29

(36.96%)

  Discrimination

767

763

627

477

489

(36.25%)

Status of Compliance Action

 

 

 

 

 

 

No Violation Cases

1,911

1,848

1,429

1,069

896

(53.11%)

  Employer Not Covered

68

75

37

39

27

(60.29%)

  Employee Not Eligible

199

238

176

152

82

(58.79%)

  Complaint Not Valid

1,417

1,301

1,058

765

689

(51.38%)

  Other

227

234

158

113

98

(56.83%)

Violation Cases

1,654

1,502

1,355

1,092

1,087

(34.28%)

  Number of Employees Affected

1,867

1,742

1,626

1,200

1,675

(10.28%)

  Amount of Back Wages

$2,397,876

$2,311,781

$1,867,807

$1,772,342

$1,573,501

(34.38%)

 

Fiscal Year 2008 Initiatives

WHD will maintain a presence in the Gulf Coast region as clean-up and reconstruction activities continue.  Throughout the next several years, WHD will allocate enforcement resources to the region, explore new strategies and partnerships to reach vulnerable workers, and pursue opportunities to meet any new compliance challenges that may arise along the Gulf Coast.

In addition to this effort, WHD regions have planned regional and local initiatives for fiscal year 2008.  These initiatives employ the strategies of compliance assistance, partnerships, and directed enforcement to increase compliance with the FLSA, including child labor, in low-wage industries.  In support of the agency’s goal to increase compliance in areas in which young workers are most likely to be injured, WHD’s fiscal year 2008 child labor initiative will focus on increasing compliance with HO No. 12 (balers).  WHD’s fiscal year 2008 efforts to increase compliance in low-wage industries will be concentrated in those industries, such as construction, janitorial, hotel and motel, and day labor, in which the agency is most likely to find minimum wage and overtime violations as a result of employers’ misdesignation of employees as independent contractors.  A component of the agency’s low-wage focus will include regional and district enforcement initiatives in agriculture to increase compliance with the Migrant and Seasonal Agricultural Worker Protection Act.  WHD will also continue to focus on increasing compliance among prior violators through both directed and complaint investigations and to effectively manage its complaint program to increase labor standards outcomes for the greatest number of workers.

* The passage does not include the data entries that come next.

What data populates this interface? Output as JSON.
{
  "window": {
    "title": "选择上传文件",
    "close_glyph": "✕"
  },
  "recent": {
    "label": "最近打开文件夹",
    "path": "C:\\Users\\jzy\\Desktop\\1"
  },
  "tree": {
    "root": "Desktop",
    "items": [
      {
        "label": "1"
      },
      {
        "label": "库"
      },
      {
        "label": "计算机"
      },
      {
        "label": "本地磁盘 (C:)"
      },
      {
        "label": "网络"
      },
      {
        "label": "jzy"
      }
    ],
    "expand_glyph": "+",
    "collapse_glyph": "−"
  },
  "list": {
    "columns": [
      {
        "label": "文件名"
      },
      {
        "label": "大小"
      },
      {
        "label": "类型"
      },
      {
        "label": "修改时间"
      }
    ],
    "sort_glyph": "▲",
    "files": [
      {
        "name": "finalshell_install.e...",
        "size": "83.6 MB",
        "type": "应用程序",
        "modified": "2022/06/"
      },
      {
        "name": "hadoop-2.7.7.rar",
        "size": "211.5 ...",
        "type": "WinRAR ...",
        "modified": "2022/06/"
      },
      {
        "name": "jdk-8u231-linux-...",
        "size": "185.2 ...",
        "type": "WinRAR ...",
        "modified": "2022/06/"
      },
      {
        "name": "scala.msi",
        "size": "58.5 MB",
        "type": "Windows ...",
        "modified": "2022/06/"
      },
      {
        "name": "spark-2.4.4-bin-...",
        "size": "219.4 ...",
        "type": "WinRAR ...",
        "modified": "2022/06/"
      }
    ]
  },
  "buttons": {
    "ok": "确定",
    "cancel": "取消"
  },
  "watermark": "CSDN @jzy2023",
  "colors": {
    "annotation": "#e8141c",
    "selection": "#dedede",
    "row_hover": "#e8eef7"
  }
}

Revised January 2008



[1] WHD concluded one investigation in which the Division collected over $31.9 million in back wages for approximately 79,350 employees.  WHD back wage collections and the number of workers receiving back wages remains high even if this record-breaking case is excluded from the year-end totals.

 

[2] The concluded case numbers represent all investigations and conciliations for which the Department has completed work during the fiscal year.  Cases are generally concluded when back wages are collected and distributed, civil money penalties are paid, no violations are disclosed, or no further action is appropriate.

[3] Conciliations and some types of compliance audits do not necessitate an on-site visit of the employer’s establishment.